Share this page

CEOs Who don’t Win Awards Acquire More Companies

April 18, 2017 in Leadership

CEOs who don't win awards perform better

Being at the topmost level of the corporate hierarchies, it’s easy to presume that CEOs are the most aggressive, assertive, and competitive professionals. And, this notion is correct. CEOs are indeed the most competitive.

But, they display their competitiveness in different forms. While some of them win the awards, the others who fail to win the awards acquire more companies! No matter how counterintuitive it might sound, this is true.

A research conducted by Harvard Business Review have revealed some startling facts about the CEOs who fail to win awards and their acquisition spree.

Let’s “review” the review from Harvard Business Review!

About the research

Harvard Business Review conducted an analysis of the CEOs from S&P 1500 firms that won awards between 1996 and 2000. It identified 200 CEOs who won various awards from prestigious institutes such as Forbes, Harvard Business Review, and Business Week. These 200 CEOs were classified as the superstar CEOs who were highly popular, received wide recognition, and also had higher salaries than their counterparts who didn’t win awards.

According to the research, for ever superstar CEO, 24 competitor CEOs didn’t receive the same level of accolades as the superstars. Thus, in the phase of the research, HBR identified 1450 non-superstar CEOs.

More awards and accolades don’t mean more acquisition

The research yielded the result that just because a CEO was a superstar, it didn’t mean he or she also acquired more companies. Rather, their competitors bought more businesses in this phase. The research highlighted a crucial fact that the competitor CEOs who didn’t win any awards increased their acquisition activity by 22% post losing out on the awards.

HBR analyzed the data for the four years preceding an award and four years post awards. It identified this 22% increase in the post-award period by the CEOs who lost to their competitor CEOs.

Acquisitions are inversely proportional to awards

The analysis and the conclusion of the research suggest that acquisitions are inversely proportional to awards. Those who won acquired fewer companies than those who didn’t. The CEOs who missed out an award actually increased their acquisition after missing out an opportunity to win an award.

Although this fact might seem self-contradictory, a psychological analysis will shed more light on it. The assumption stated at the beginning of this article suggested that the CEOs are the most competitive professionals. So, those CEOs who lose to their contemporaries in winning the awards become more competitive and aggressive.

They want to prove themselves in the real world of business that not winning an award isn’t going to put them down. Rather, they aim at proving that awards are mere trophies and certificates that don’t matter to them. Instead, they win in the real world of cut through competition, and their success manifests from the number of companies they acquire.

Concluding Words

Losing an award matters a lot for the CEOs. They take it as a challenge and a driving force for success. To prove their worth, they acquire more companies than their award winning competitors. It also shows that success and failure are in mind and those who put all their energy after a defeat emerge on top.

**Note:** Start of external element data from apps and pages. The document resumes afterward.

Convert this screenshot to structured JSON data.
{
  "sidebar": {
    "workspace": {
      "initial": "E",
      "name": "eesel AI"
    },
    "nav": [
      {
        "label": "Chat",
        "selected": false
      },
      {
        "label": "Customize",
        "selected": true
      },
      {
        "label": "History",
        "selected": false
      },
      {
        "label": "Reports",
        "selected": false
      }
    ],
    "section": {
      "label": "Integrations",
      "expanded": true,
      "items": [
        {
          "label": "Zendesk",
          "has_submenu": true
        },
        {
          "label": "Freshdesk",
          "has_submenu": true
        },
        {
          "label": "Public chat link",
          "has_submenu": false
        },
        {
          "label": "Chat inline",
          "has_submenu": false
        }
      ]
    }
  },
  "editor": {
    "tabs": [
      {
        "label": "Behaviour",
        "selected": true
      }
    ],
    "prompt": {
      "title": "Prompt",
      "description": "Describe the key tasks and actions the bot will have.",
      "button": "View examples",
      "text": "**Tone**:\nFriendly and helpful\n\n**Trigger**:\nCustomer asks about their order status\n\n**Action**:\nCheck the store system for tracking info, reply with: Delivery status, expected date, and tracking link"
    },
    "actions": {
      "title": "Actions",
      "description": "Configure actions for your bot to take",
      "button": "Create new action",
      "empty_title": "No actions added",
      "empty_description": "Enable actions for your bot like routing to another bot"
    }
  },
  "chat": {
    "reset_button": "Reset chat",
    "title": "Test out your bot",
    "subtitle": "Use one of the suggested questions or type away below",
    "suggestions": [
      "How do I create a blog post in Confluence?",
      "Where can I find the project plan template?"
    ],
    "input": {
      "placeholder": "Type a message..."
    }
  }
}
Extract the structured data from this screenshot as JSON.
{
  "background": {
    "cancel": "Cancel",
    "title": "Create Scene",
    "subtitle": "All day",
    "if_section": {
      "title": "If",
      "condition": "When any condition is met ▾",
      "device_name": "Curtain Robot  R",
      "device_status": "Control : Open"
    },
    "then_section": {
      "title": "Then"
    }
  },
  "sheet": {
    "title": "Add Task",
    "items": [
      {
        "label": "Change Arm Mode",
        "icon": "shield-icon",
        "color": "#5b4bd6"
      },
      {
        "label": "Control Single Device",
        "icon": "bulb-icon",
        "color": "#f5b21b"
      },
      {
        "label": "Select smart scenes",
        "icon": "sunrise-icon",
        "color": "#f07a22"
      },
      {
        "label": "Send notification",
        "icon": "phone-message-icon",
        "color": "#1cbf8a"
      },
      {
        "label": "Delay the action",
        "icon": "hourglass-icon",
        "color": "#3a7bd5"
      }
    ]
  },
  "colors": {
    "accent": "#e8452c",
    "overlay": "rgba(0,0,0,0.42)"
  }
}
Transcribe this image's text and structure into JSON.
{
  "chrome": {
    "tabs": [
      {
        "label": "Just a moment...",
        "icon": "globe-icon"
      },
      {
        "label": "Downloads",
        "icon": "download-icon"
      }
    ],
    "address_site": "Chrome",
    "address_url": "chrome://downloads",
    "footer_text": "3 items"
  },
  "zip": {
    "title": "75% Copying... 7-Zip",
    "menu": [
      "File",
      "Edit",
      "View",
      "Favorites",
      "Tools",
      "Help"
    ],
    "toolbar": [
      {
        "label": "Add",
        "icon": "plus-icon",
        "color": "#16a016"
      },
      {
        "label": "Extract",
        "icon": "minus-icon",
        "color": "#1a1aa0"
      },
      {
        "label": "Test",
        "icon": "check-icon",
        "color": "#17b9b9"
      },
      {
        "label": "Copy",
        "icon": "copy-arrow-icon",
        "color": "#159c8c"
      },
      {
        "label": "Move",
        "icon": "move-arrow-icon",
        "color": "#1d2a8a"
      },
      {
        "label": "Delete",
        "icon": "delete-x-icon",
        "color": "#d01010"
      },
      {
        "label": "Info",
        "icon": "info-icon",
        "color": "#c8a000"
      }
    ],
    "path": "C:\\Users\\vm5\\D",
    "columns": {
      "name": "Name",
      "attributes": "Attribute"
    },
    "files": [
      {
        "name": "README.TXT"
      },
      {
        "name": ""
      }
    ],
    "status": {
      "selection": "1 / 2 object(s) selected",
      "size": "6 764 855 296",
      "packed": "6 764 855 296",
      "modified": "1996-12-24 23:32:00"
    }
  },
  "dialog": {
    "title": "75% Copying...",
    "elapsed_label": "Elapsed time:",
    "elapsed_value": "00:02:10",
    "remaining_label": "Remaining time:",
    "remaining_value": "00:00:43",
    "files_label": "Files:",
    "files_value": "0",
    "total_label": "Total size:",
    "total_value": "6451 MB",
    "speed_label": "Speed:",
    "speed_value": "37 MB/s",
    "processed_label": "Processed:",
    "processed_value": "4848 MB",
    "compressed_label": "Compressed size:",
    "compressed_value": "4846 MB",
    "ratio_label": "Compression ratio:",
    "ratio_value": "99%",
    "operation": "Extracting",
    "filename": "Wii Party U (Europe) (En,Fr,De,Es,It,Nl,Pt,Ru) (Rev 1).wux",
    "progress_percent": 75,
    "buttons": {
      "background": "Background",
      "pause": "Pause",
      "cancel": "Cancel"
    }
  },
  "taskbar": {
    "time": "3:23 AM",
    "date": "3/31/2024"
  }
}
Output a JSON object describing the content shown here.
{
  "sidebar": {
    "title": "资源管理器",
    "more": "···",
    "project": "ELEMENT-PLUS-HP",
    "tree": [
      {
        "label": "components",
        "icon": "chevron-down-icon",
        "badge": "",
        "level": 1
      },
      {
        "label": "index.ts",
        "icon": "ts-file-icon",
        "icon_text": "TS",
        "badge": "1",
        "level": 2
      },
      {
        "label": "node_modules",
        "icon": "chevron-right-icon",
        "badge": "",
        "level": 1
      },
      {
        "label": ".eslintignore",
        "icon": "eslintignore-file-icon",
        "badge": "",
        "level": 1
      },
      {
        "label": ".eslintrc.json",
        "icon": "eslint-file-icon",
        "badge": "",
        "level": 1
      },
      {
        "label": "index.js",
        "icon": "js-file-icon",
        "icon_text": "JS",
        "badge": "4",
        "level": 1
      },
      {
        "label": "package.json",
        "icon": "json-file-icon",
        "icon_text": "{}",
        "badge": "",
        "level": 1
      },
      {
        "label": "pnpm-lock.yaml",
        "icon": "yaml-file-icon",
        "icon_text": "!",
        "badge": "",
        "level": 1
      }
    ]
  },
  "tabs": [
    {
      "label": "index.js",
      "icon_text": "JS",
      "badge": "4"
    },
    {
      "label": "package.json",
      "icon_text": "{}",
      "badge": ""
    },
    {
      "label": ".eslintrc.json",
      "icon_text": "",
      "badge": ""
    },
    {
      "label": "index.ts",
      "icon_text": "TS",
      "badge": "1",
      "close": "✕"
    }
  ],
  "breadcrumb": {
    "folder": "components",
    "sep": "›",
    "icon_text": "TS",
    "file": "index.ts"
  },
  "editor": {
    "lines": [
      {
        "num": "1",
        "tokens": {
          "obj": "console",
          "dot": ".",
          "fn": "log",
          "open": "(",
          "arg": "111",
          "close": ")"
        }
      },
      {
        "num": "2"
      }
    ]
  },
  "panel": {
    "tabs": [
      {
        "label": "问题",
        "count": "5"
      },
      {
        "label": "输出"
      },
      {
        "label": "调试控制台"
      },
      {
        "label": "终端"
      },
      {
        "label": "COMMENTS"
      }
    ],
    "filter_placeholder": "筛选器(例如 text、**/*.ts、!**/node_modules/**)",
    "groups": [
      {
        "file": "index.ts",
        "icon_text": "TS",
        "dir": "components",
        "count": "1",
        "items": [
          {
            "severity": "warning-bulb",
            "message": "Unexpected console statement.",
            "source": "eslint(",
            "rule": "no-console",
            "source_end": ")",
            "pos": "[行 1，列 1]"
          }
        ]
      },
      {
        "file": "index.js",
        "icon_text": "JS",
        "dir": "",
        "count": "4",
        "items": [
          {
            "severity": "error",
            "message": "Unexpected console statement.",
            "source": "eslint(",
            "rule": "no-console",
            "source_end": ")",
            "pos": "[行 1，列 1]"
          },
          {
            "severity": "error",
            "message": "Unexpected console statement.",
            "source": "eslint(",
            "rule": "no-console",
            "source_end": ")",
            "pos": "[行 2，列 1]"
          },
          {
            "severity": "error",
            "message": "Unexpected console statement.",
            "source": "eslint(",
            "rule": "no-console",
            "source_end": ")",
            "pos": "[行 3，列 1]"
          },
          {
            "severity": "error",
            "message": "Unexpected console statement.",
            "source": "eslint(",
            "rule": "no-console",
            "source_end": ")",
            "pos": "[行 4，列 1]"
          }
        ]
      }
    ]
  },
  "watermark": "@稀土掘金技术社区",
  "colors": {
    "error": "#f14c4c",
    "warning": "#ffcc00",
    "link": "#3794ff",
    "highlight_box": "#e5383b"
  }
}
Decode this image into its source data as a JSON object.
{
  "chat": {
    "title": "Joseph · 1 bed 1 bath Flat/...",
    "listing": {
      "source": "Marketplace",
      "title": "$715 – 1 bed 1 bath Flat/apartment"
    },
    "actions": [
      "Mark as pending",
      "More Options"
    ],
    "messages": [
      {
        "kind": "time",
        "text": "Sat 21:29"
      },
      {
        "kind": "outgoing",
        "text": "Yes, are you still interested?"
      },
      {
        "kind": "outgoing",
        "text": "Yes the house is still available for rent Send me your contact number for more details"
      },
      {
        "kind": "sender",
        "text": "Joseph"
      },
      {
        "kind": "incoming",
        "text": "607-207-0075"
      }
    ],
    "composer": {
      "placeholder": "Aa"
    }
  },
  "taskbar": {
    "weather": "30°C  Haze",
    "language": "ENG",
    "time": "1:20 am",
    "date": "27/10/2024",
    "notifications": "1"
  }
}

Leave a reply

Your email address will not be published. Required fields are marked *

You may use these HTML tags and attributes: <a href="" title=""> <abbr title=""> <acronym title=""> <b> <blockquote cite=""> <cite> <code> <del datetime=""> <em> <i> <q cite=""> <strike> <strong>

Click here to subscribe our quarterly publication icube.